Vietnamese folklore told a story of king An Duong Vuong [5]. He ruled the ancient Vietnamese people during the Iron Age. The story said that An Duong Vuong possessed a magical crossbow. With this weapon, he was able to resist the Chinese invasion. History also mentioned Cao Lo, his weaponry engineer [6]. An Duong Vuong was finally defeated when his enemy stole his magical crossbow. His kingdom fell apart and was subjected to Chinese domination for the next 10 centuries. The thief was his Chinese son-in-law. The magical crossbow was likely a metaphor. It may be a metal technology that gives the Vietnamese king superior weapons.

Metal development was an important driver in human history. Gold was at the center of that development. The metallurgy engineers and ruling elites were obsessed with gold. Normal people followed.
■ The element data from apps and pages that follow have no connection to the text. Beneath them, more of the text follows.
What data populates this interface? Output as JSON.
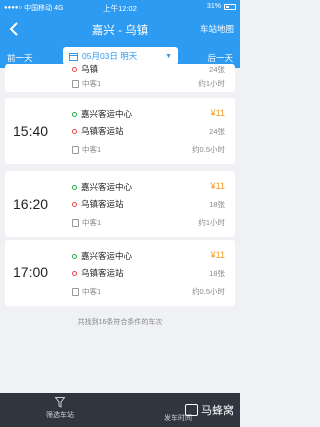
{
  "status": {
    "carrier": "中国移动",
    "network": "4G",
    "time": "上午12:02",
    "battery": "31%"
  },
  "nav": {
    "title": "嘉兴 - 乌镇",
    "map_label": "车站地图"
  },
  "datebar": {
    "prev_label": "前一天",
    "date_label": "05月03日 明天",
    "next_label": "后一天"
  },
  "trips": [
    {
      "time": "",
      "from": "",
      "to": "乌镇",
      "price": "",
      "seats": "24张",
      "bus": "中客1",
      "duration": "约1小时"
    },
    {
      "time": "15:40",
      "from": "嘉兴客运中心",
      "to": "乌镇客运站",
      "price": "¥11",
      "seats": "24张",
      "bus": "中客1",
      "duration": "约0.5小时"
    },
    {
      "time": "16:20",
      "from": "嘉兴客运中心",
      "to": "乌镇客运站",
      "price": "¥11",
      "seats": "18张",
      "bus": "中客1",
      "duration": "约1小时"
    },
    {
      "time": "17:00",
      "from": "嘉兴客运中心",
      "to": "乌镇客运站",
      "price": "¥11",
      "seats": "18张",
      "bus": "中客1",
      "duration": "约0.5小时"
    }
  ],
  "found_text": "共找到16条符合条件的车次",
  "bottom": {
    "filter_label": "筛选车站",
    "depart_label": "发车时间",
    "watermark": "马蜂窝"
  }
}
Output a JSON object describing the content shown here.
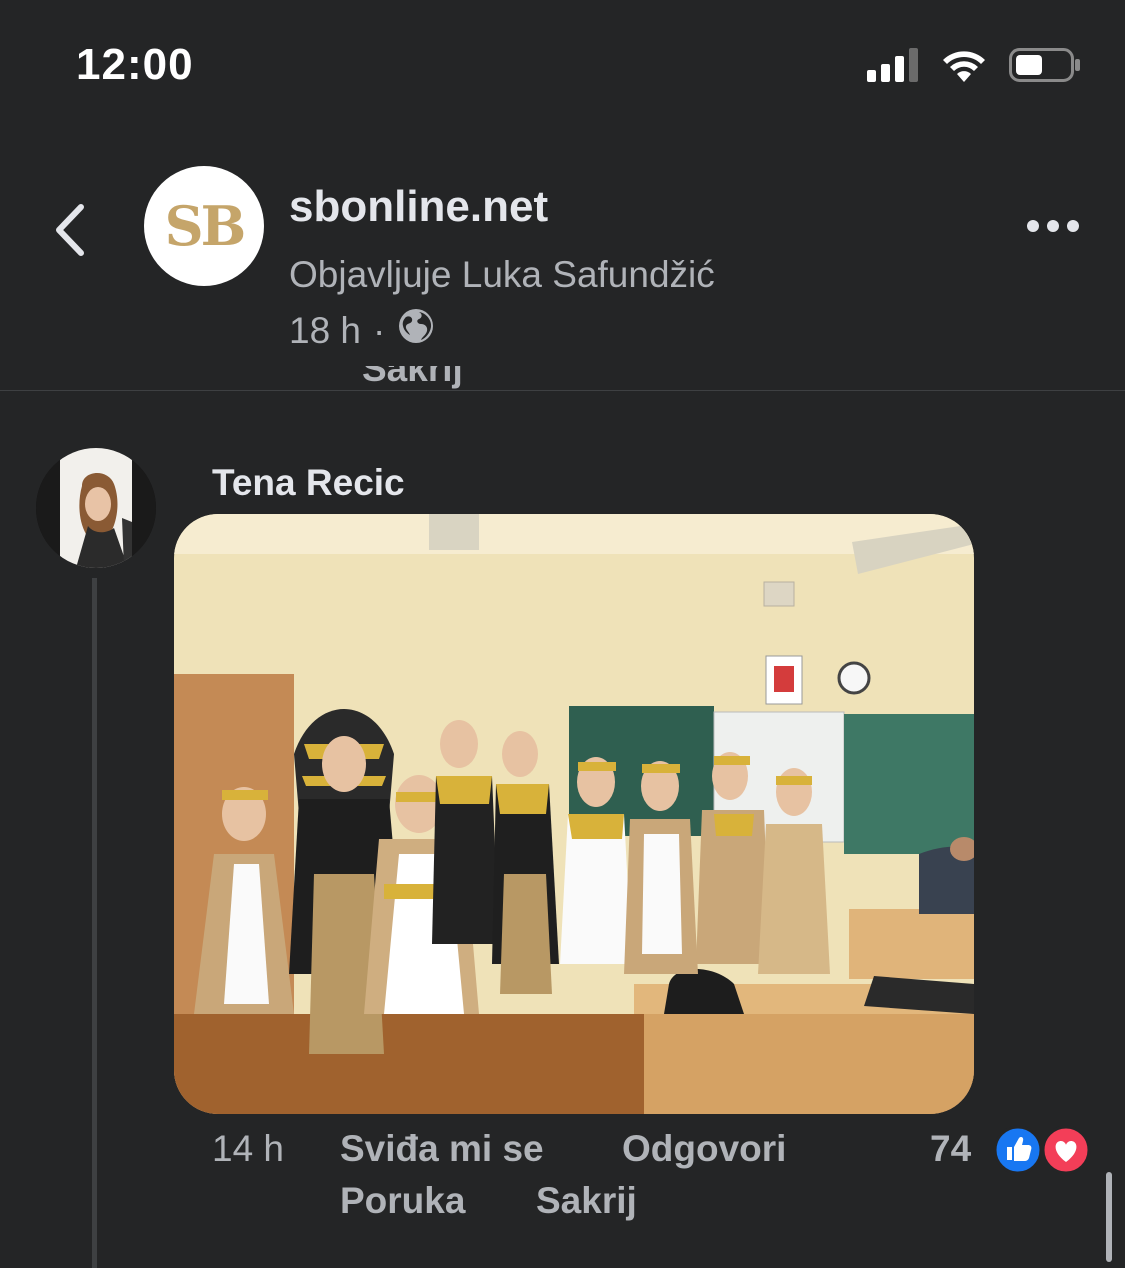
{
  "status_bar": {
    "time": "12:00",
    "signal_icon": "cellular-signal-icon",
    "wifi_icon": "wifi-icon",
    "battery_icon": "battery-icon"
  },
  "header": {
    "back_icon": "chevron-left-icon",
    "avatar_text": "SB",
    "page_name": "sbonline.net",
    "posted_by": "Objavljuje Luka Safundžić",
    "time": "18 h",
    "separator": "·",
    "privacy_icon": "globe-icon",
    "more_icon": "more-horizontal-icon"
  },
  "clipped_above": {
    "hide_label": "Sakrij"
  },
  "comment": {
    "author": "Tena Recic",
    "photo_description_icon": "comment-photo",
    "time": "14 h",
    "like_label": "Sviđa mi se",
    "reply_label": "Odgovori",
    "message_label": "Poruka",
    "hide_label": "Sakrij",
    "reaction_count": "74",
    "reactions": [
      "like-reaction-icon",
      "love-reaction-icon"
    ]
  },
  "colors": {
    "background": "#242526",
    "primary_text": "#e4e6eb",
    "secondary_text": "#b0b3b8",
    "like_blue": "#1877f2",
    "love_red": "#f33e58",
    "brand_gold": "#c5a56a"
  }
}
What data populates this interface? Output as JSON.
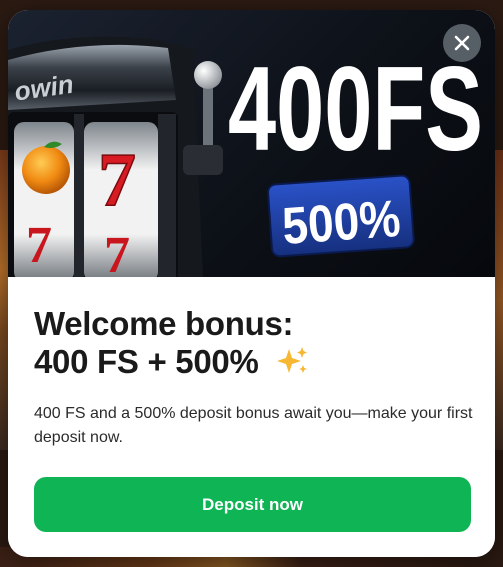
{
  "banner": {
    "brand_text": "owin",
    "headline": "400FS",
    "percent_badge": "500%",
    "close_icon": "close-icon"
  },
  "content": {
    "title_line1": "Welcome bonus:",
    "title_line2": "400 FS + 500%",
    "title_icon": "sparkles-icon",
    "description": "400 FS and a 500% deposit bonus await you—make your first deposit now.",
    "deposit_label": "Deposit now"
  },
  "colors": {
    "accent_green": "#0fb455",
    "badge_blue": "#1f3ea8",
    "banner_dark": "#0d1118"
  }
}
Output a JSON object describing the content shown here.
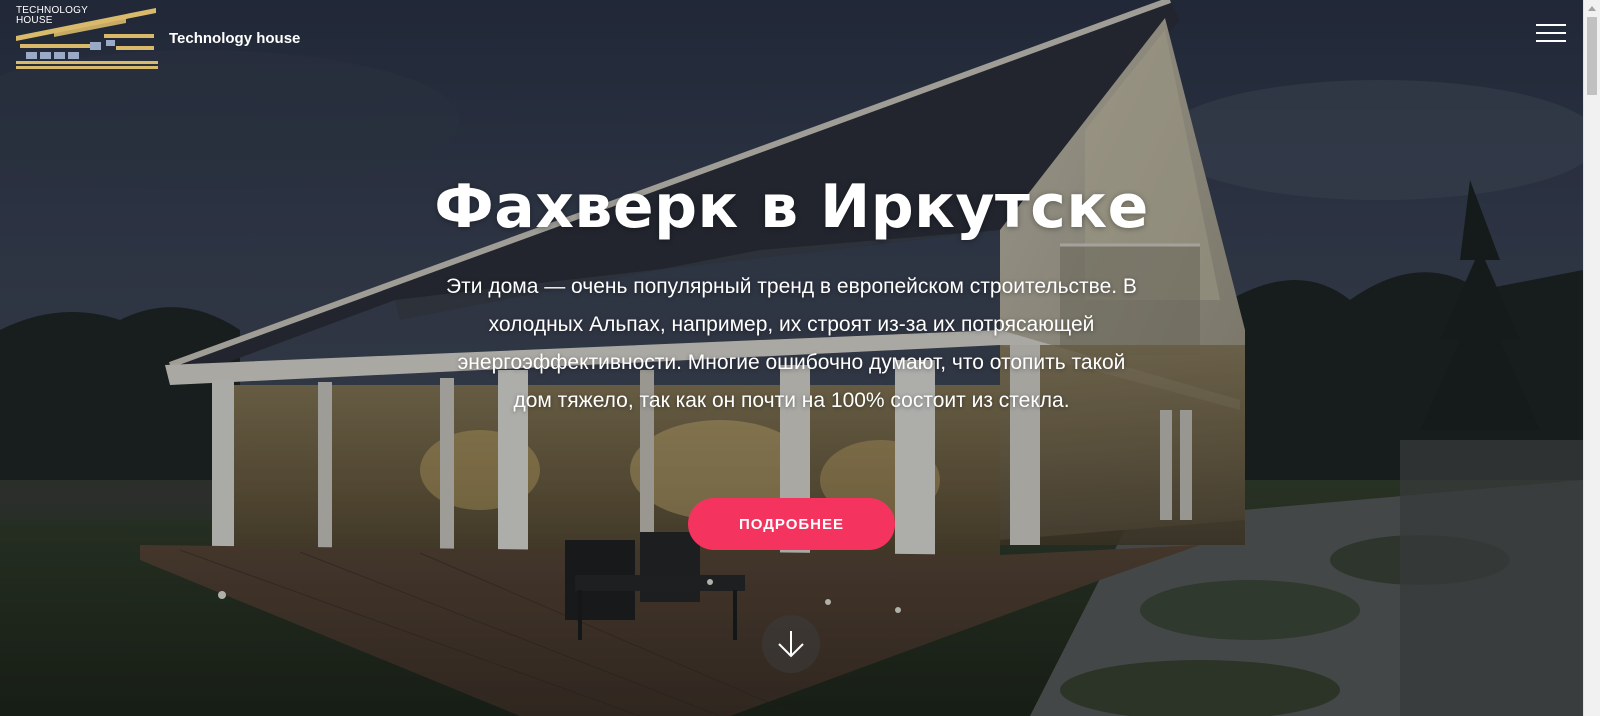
{
  "header": {
    "logo_text": "TECHNOLOGY HOUSE",
    "brand_name": "Technology house",
    "menu_icon": "hamburger-menu-icon"
  },
  "hero": {
    "title": "Фахверк в Иркутске",
    "description": "Эти дома — очень популярный тренд в европейском строительстве. В холодных Альпах, например, их строят из-за их потрясающей энергоэффективности. Многие ошибочно думают, что отопить такой дом тяжело, так как он почти на 100% состоит из стекла.",
    "cta_label": "ПОДРОБНЕЕ",
    "scroll_icon": "arrow-down-icon"
  },
  "colors": {
    "accent": "#f4345f",
    "logo_gold": "#d9b96a",
    "logo_blue": "#9aa9c6",
    "text": "#ffffff"
  },
  "scrollbar": {
    "position": 0
  }
}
Gold became the most valuable form of money.

Bitcoin and Gold

Fast forward to the 21st century, gold was slowly fading away. Fiat currencies used to be backed with gold. But the Gold Standard had hit world economies many times. During the Great Depression of the 1930s, gold rigidity spread recessions to many countries. In 1971, facing a shortage of gold reserve, the United States terminated convertibility of the US dollar to gold. This event ended the gold influence on monetary policies.
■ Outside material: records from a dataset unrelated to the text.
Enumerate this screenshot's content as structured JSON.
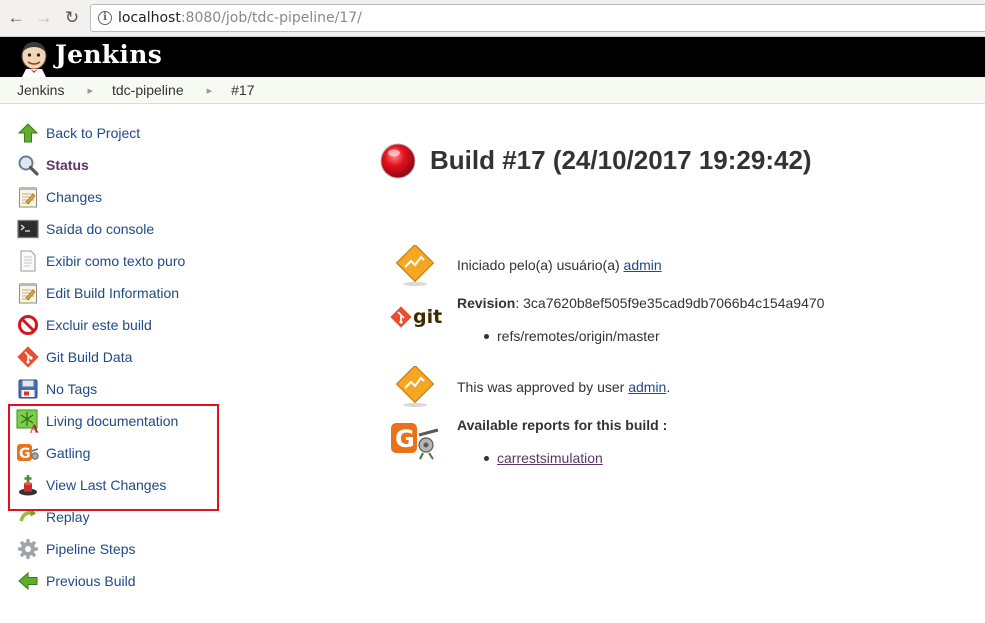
{
  "browser": {
    "url_host": "localhost",
    "url_rest": ":8080/job/tdc-pipeline/17/",
    "info_glyph": "i"
  },
  "header": {
    "app_title": "Jenkins"
  },
  "breadcrumb": [
    {
      "label": "Jenkins"
    },
    {
      "label": "tdc-pipeline"
    },
    {
      "label": "#17"
    }
  ],
  "sidebar": {
    "items": [
      {
        "label": "Back to Project",
        "icon": "up-arrow-icon"
      },
      {
        "label": "Status",
        "icon": "magnifier-icon",
        "active": true
      },
      {
        "label": "Changes",
        "icon": "notepad-icon"
      },
      {
        "label": "Saída do console",
        "icon": "terminal-icon"
      },
      {
        "label": "Exibir como texto puro",
        "icon": "document-icon"
      },
      {
        "label": "Edit Build Information",
        "icon": "notepad-edit-icon"
      },
      {
        "label": "Excluir este build",
        "icon": "no-entry-icon"
      },
      {
        "label": "Git Build Data",
        "icon": "git-icon"
      },
      {
        "label": "No Tags",
        "icon": "floppy-icon"
      },
      {
        "label": "Living documentation",
        "icon": "living-doc-icon"
      },
      {
        "label": "Gatling",
        "icon": "gatling-icon"
      },
      {
        "label": "View Last Changes",
        "icon": "last-changes-icon"
      },
      {
        "label": "Replay",
        "icon": "replay-icon"
      },
      {
        "label": "Pipeline Steps",
        "icon": "gear-icon"
      },
      {
        "label": "Previous Build",
        "icon": "left-arrow-icon"
      }
    ]
  },
  "main": {
    "build_title": "Build #17 (24/10/2017 19:29:42)",
    "status_color": "#e5101e",
    "started_by_prefix": "Iniciado pelo(a) usuário(a) ",
    "started_by_user": "admin",
    "revision_label": "Revision",
    "revision_value": ": 3ca7620b8ef505f9e35cad9db7066b4c154a9470",
    "git_logo_text": "git",
    "branch": "refs/remotes/origin/master",
    "approved_prefix": "This was approved by user ",
    "approved_user": "admin",
    "approved_suffix": ".",
    "reports_heading": "Available reports for this build :",
    "report_link": "carrestsimulation"
  }
}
Crypto literature pitches Bitcoin as digital gold, an emerging alternative to gold. Bitcoin design imitates gold features. It has a limited supply of 21 million coins. The coins are created through a mining process that consumes electricity. In some ways, Bitcoin is better than gold. It does not require physical storage. We can transfer bitcoins almost instantly. In other ways, Bitcoin is worse than gold. Bitcoins are not physical. We can’t use bitcoins for anything other than holding. We rely on economic ideologies to justify Bitcoin’s role in the market.
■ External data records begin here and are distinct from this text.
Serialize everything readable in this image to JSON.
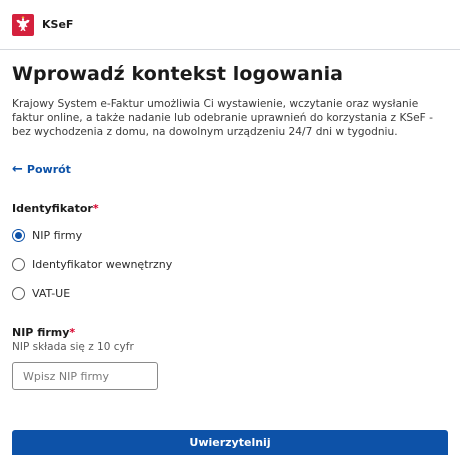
{
  "header": {
    "brand": "KSeF",
    "logo_icon": "polish-eagle-emblem-icon"
  },
  "main": {
    "title": "Wprowadź kontekst logowania",
    "description": "Krajowy System e-Faktur umożliwia Ci wystawienie, wczytanie oraz wysłanie faktur online, a także nadanie lub odebranie uprawnień do korzystania z KSeF - bez wychodzenia z domu, na dowolnym urządzeniu 24/7 dni w tygodniu.",
    "back_label": "Powrót",
    "back_icon": "arrow-left-icon"
  },
  "identifier": {
    "label": "Identyfikator",
    "required_mark": "*",
    "options": [
      {
        "label": "NIP firmy",
        "selected": true
      },
      {
        "label": "Identyfikator wewnętrzny",
        "selected": false
      },
      {
        "label": "VAT-UE",
        "selected": false
      }
    ]
  },
  "nip": {
    "label": "NIP firmy",
    "required_mark": "*",
    "hint": "NIP składa się z 10 cyfr",
    "placeholder": "Wpisz NIP firmy",
    "value": ""
  },
  "actions": {
    "submit_label": "Uwierzytelnij"
  },
  "colors": {
    "accent": "#0d52a8",
    "required": "#d8002b",
    "emblem_red": "#d4213d"
  }
}
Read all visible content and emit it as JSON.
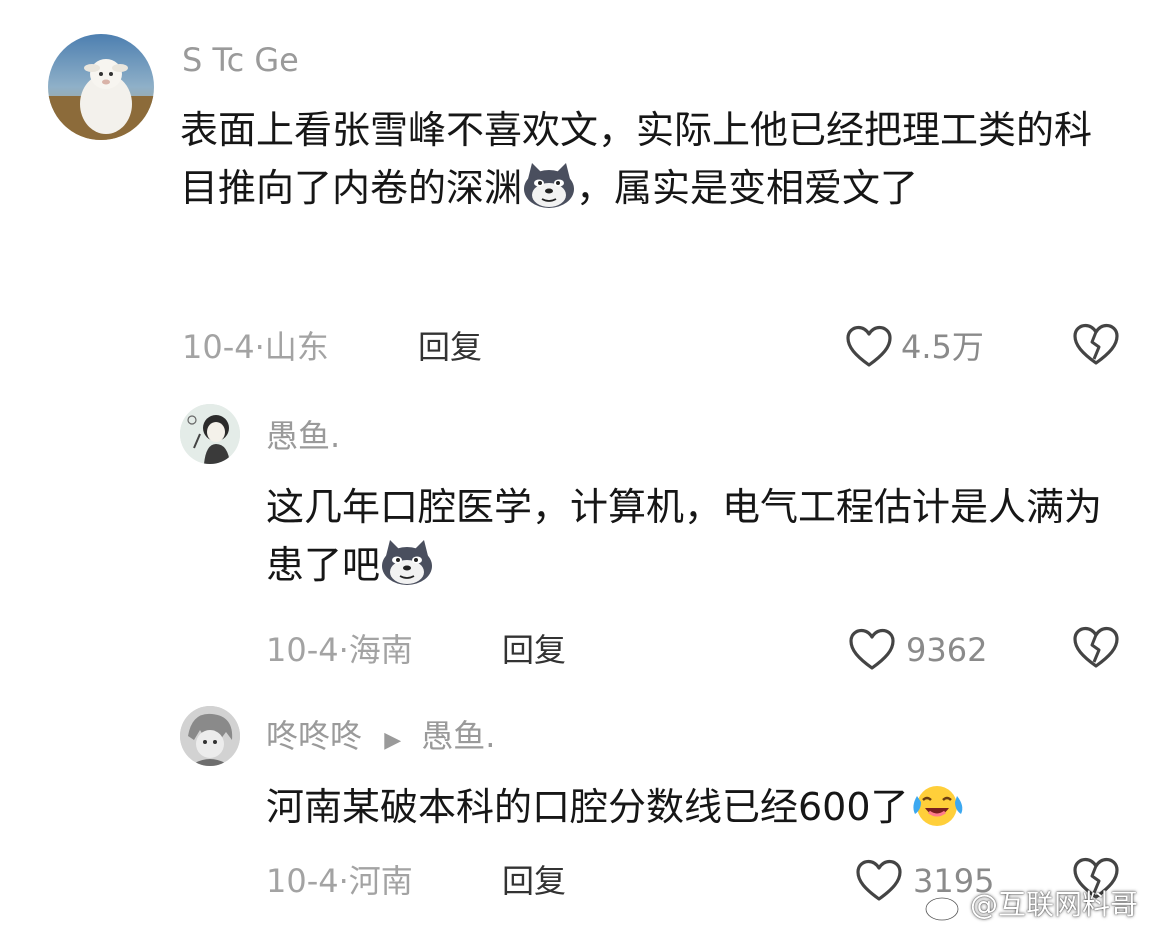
{
  "comments": [
    {
      "username": "S Tc Ge",
      "text_part1": "表面上看张雪峰不喜欢文，实际上他已经把理工类的科目推向了内卷的深渊",
      "emoji1": "husky-dog-emoji",
      "text_part2": "，属实是变相爱文了",
      "date": "10-4",
      "sep": "·",
      "location": "山东",
      "reply_label": "回复",
      "likes": "4.5万"
    },
    {
      "username": "愚鱼.",
      "text_part1": "这几年口腔医学，计算机，电气工程估计是人满为患了吧",
      "emoji1": "husky-dog-emoji",
      "date": "10-4",
      "sep": "·",
      "location": "海南",
      "reply_label": "回复",
      "likes": "9362"
    },
    {
      "username": "咚咚咚",
      "reply_to": "愚鱼.",
      "text_part1": "河南某破本科的口腔分数线已经600了",
      "emoji1": "laughing-crying-emoji",
      "date": "10-4",
      "sep": "·",
      "location": "河南",
      "reply_label": "回复",
      "likes": "3195"
    }
  ],
  "watermark": "@互联网料哥",
  "colors": {
    "muted": "#a3a3a3",
    "text": "#161616",
    "icon": "#444444"
  }
}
We’ve been through the Gold Standard. Economists and politicians are not eager to return to gold-backed currencies. In the digital age, we can create reliable banking networks of fiat currencies. Central bankers find digital currencies easier to manage than gold-backed systems. Bitcoin supporters pitch the Bitcoin Standard. It is digital native and supposed to be better than the Gold Standard. To make the case for Bitcoin, people downplay gold. Gold is just a shiny and scarce metal that people use for decoration.

But Bitcoin is still searching for its use case. We see gold was money. One of its prominent applications is jewelry. We conclude that jewelry is the secondary market that drives gold demand. From this conclusion, crypto builders think there may be a similar secondary market for Bitcoin. Our ignorance of gold history creates a gap. We have not found the missing puzzle piece.

Search for Bitcoin Metallurgy

We’ve been looking in the wrong place. Jewelry is just the surface of gold rise. It’s a minor application that came out of metallurgy. It is not the secondary market that drove gold demand. Gold became money because it was an important part of metallurgy. It was the symbol of the metal revolutions.

From this insight, we should think about the equivalence of metallurgy for Bitcoin. Bitcoin has similar traits. It is technology. There is an ecosystem of hardware and software around Bitcoin. If Bitcoin were to be like gold, it would be the money that powers the next technology revolutions. Advance in the Bitcoin technology ecosystem may produce new use cases for Bitcoin. The “Blockchain, not Bitcoin” projects did not produce new use cases. They may have gone too far and became detached from Bitcoin. Successful applications may not have much to do directly on Bitcoin. But maybe, they will need to interact with Bitcoin like the way other metals interact with gold.

It took gold and metallurgy 30,000 years to transition humans away from stone tools. We’re still very early with Bitcoin.

References

[1] Why do we value gold? https://www.bbc.com/news/magazine-25255957

[2] Does gold come from outer space? https://www.bbc.com/news/magazine-22904141

[3] History of gold https://onlygold.com/facts-statistics/history-of-gold/

[4] History of Metallurgy https://en.wikipedia.org/wiki/Metallurgy#History

[5] An Duong Vuong https://en.wikipedia.org/wiki/An_D%C6%B0%C6%A1ng_V%C6%B0%C6%A1ng

[6] Cao Lo https://en.wikipedia.org/wiki/Cao_L%E1%BB%97